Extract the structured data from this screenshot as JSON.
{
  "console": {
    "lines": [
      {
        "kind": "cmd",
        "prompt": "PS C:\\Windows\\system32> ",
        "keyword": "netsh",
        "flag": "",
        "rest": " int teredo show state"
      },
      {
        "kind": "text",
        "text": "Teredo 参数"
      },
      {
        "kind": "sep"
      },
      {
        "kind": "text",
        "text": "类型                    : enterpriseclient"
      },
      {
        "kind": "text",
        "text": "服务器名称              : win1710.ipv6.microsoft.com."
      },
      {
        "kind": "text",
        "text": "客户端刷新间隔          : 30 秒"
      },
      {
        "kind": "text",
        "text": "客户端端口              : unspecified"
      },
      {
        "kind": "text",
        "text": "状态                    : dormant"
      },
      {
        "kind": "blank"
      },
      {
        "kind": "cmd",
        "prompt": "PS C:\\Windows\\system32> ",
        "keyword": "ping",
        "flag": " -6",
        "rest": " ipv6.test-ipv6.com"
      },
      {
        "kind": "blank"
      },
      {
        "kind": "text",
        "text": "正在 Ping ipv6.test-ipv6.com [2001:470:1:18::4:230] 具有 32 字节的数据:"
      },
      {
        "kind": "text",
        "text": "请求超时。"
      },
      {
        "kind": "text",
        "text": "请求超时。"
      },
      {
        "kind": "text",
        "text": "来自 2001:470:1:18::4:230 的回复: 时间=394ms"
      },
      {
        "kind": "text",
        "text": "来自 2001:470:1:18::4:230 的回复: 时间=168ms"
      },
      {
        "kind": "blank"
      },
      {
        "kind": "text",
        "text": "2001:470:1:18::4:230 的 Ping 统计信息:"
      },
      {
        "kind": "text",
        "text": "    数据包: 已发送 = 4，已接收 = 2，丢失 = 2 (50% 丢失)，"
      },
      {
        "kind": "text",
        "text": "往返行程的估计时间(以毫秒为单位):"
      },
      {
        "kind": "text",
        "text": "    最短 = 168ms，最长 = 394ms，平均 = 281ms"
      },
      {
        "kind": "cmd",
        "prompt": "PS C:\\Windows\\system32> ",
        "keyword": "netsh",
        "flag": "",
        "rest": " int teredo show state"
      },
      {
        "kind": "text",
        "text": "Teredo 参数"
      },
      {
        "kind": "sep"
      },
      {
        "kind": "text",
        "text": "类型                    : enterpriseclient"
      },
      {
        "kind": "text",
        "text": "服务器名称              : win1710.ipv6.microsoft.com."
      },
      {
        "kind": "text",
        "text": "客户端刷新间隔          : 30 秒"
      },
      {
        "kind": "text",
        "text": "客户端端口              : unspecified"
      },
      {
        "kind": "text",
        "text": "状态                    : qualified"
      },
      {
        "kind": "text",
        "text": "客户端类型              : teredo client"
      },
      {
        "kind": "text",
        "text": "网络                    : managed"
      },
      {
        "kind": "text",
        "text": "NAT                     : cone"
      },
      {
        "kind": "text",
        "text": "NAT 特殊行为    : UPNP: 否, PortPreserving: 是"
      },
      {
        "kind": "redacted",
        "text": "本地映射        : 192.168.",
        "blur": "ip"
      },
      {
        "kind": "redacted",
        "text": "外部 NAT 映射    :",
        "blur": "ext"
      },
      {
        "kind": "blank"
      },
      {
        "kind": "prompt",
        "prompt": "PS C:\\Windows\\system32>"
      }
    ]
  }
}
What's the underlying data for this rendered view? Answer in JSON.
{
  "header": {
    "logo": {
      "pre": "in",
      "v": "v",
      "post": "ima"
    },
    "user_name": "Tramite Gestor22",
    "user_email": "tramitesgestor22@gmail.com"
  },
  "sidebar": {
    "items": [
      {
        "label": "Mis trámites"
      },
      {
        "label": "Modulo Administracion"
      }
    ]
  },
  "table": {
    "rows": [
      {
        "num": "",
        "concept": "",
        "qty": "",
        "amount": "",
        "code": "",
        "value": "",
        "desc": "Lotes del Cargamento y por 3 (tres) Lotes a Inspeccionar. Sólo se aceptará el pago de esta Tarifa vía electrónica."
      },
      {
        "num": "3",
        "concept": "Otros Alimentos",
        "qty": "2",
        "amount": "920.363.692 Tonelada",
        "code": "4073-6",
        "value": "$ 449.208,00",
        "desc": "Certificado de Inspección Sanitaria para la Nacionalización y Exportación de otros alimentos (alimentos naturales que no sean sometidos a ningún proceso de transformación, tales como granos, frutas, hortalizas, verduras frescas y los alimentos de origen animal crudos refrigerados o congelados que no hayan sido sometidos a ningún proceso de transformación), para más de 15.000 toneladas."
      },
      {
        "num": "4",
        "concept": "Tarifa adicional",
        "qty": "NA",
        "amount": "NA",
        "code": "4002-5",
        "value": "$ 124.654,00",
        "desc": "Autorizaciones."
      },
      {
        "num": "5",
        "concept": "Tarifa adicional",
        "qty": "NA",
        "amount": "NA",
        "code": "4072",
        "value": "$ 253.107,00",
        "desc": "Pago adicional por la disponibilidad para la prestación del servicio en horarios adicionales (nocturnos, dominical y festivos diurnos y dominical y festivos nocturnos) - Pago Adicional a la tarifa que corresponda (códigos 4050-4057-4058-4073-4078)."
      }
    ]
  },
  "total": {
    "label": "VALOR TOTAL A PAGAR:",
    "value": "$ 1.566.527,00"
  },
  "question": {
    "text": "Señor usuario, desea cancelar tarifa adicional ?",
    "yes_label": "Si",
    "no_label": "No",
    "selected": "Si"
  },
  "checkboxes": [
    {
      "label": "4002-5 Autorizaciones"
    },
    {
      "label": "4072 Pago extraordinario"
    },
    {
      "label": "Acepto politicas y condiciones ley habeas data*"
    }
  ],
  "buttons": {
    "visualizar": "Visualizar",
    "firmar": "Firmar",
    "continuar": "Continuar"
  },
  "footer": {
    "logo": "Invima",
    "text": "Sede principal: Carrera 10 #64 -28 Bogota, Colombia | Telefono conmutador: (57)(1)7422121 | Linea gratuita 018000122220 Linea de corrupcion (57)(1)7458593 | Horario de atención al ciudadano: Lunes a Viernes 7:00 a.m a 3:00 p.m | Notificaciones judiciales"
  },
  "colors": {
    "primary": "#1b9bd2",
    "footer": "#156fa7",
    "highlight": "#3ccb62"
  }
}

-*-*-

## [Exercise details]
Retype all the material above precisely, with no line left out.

## [Solution for this task]
Extract the structured data from this screenshot as JSON.
{
  "console": {
    "lines": [
      {
        "kind": "cmd",
        "prompt": "PS C:\\Windows\\system32> ",
        "keyword": "netsh",
        "flag": "",
        "rest": " int teredo show state"
      },
      {
        "kind": "text",
        "text": "Teredo 参数"
      },
      {
        "kind": "sep"
      },
      {
        "kind": "text",
        "text": "类型                    : enterpriseclient"
      },
      {
        "kind": "text",
        "text": "服务器名称              : win1710.ipv6.microsoft.com."
      },
      {
        "kind": "text",
        "text": "客户端刷新间隔          : 30 秒"
      },
      {
        "kind": "text",
        "text": "客户端端口              : unspecified"
      },
      {
        "kind": "text",
        "text": "状态                    : dormant"
      },
      {
        "kind": "blank"
      },
      {
        "kind": "cmd",
        "prompt": "PS C:\\Windows\\system32> ",
        "keyword": "ping",
        "flag": " -6",
        "rest": " ipv6.test-ipv6.com"
      },
      {
        "kind": "blank"
      },
      {
        "kind": "text",
        "text": "正在 Ping ipv6.test-ipv6.com [2001:470:1:18::4:230] 具有 32 字节的数据:"
      },
      {
        "kind": "text",
        "text": "请求超时。"
      },
      {
        "kind": "text",
        "text": "请求超时。"
      },
      {
        "kind": "text",
        "text": "来自 2001:470:1:18::4:230 的回复: 时间=394ms"
      },
      {
        "kind": "text",
        "text": "来自 2001:470:1:18::4:230 的回复: 时间=168ms"
      },
      {
        "kind": "blank"
      },
      {
        "kind": "text",
        "text": "2001:470:1:18::4:230 的 Ping 统计信息:"
      },
      {
        "kind": "text",
        "text": "    数据包: 已发送 = 4，已接收 = 2，丢失 = 2 (50% 丢失)，"
      },
      {
        "kind": "text",
        "text": "往返行程的估计时间(以毫秒为单位):"
      },
      {
        "kind": "text",
        "text": "    最短 = 168ms，最长 = 394ms，平均 = 281ms"
      },
      {
        "kind": "cmd",
        "prompt": "PS C:\\Windows\\system32> ",
        "keyword": "netsh",
        "flag": "",
        "rest": " int teredo show state"
      },
      {
        "kind": "text",
        "text": "Teredo 参数"
      },
      {
        "kind": "sep"
      },
      {
        "kind": "text",
        "text": "类型                    : enterpriseclient"
      },
      {
        "kind": "text",
        "text": "服务器名称              : win1710.ipv6.microsoft.com."
      },
      {
        "kind": "text",
        "text": "客户端刷新间隔          : 30 秒"
      },
      {
        "kind": "text",
        "text": "客户端端口              : unspecified"
      },
      {
        "kind": "text",
        "text": "状态                    : qualified"
      },
      {
        "kind": "text",
        "text": "客户端类型              : teredo client"
      },
      {
        "kind": "text",
        "text": "网络                    : managed"
      },
      {
        "kind": "text",
        "text": "NAT                     : cone"
      },
      {
        "kind": "text",
        "text": "NAT 特殊行为    : UPNP: 否, PortPreserving: 是"
      },
      {
        "kind": "redacted",
        "text": "本地映射        : 192.168.",
        "blur": "ip"
      },
      {
        "kind": "redacted",
        "text": "外部 NAT 映射    :",
        "blur": "ext"
      },
      {
        "kind": "blank"
      },
      {
        "kind": "prompt",
        "prompt": "PS C:\\Windows\\system32>"
      }
    ]
  }
}
What's the underlying data for this rendered view? Answer in JSON.
{
  "header": {
    "logo": {
      "pre": "in",
      "v": "v",
      "post": "ima"
    },
    "user_name": "Tramite Gestor22",
    "user_email": "tramitesgestor22@gmail.com"
  },
  "sidebar": {
    "items": [
      {
        "label": "Mis trámites"
      },
      {
        "label": "Modulo Administracion"
      }
    ]
  },
  "table": {
    "rows": [
      {
        "num": "",
        "concept": "",
        "qty": "",
        "amount": "",
        "code": "",
        "value": "",
        "desc": "Lotes del Cargamento y por 3 (tres) Lotes a Inspeccionar. Sólo se aceptará el pago de esta Tarifa vía electrónica."
      },
      {
        "num": "3",
        "concept": "Otros Alimentos",
        "qty": "2",
        "amount": "920.363.692 Tonelada",
        "code": "4073-6",
        "value": "$ 449.208,00",
        "desc": "Certificado de Inspección Sanitaria para la Nacionalización y Exportación de otros alimentos (alimentos naturales que no sean sometidos a ningún proceso de transformación, tales como granos, frutas, hortalizas, verduras frescas y los alimentos de origen animal crudos refrigerados o congelados que no hayan sido sometidos a ningún proceso de transformación), para más de 15.000 toneladas."
      },
      {
        "num": "4",
        "concept": "Tarifa adicional",
        "qty": "NA",
        "amount": "NA",
        "code": "4002-5",
        "value": "$ 124.654,00",
        "desc": "Autorizaciones."
      },
      {
        "num": "5",
        "concept": "Tarifa adicional",
        "qty": "NA",
        "amount": "NA",
        "code": "4072",
        "value": "$ 253.107,00",
        "desc": "Pago adicional por la disponibilidad para la prestación del servicio en horarios adicionales (nocturnos, dominical y festivos diurnos y dominical y festivos nocturnos) - Pago Adicional a la tarifa que corresponda (códigos 4050-4057-4058-4073-4078)."
      }
    ]
  },
  "total": {
    "label": "VALOR TOTAL A PAGAR:",
    "value": "$ 1.566.527,00"
  },
  "question": {
    "text": "Señor usuario, desea cancelar tarifa adicional ?",
    "yes_label": "Si",
    "no_label": "No",
    "selected": "Si"
  },
  "checkboxes": [
    {
      "label": "4002-5 Autorizaciones"
    },
    {
      "label": "4072 Pago extraordinario"
    },
    {
      "label": "Acepto politicas y condiciones ley habeas data*"
    }
  ],
  "buttons": {
    "visualizar": "Visualizar",
    "firmar": "Firmar",
    "continuar": "Continuar"
  },
  "footer": {
    "logo": "Invima",
    "text": "Sede principal: Carrera 10 #64 -28 Bogota, Colombia | Telefono conmutador: (57)(1)7422121 | Linea gratuita 018000122220 Linea de corrupcion (57)(1)7458593 | Horario de atención al ciudadano: Lunes a Viernes 7:00 a.m a 3:00 p.m | Notificaciones judiciales"
  },
  "colors": {
    "primary": "#1b9bd2",
    "footer": "#156fa7",
    "highlight": "#3ccb62"
  }
}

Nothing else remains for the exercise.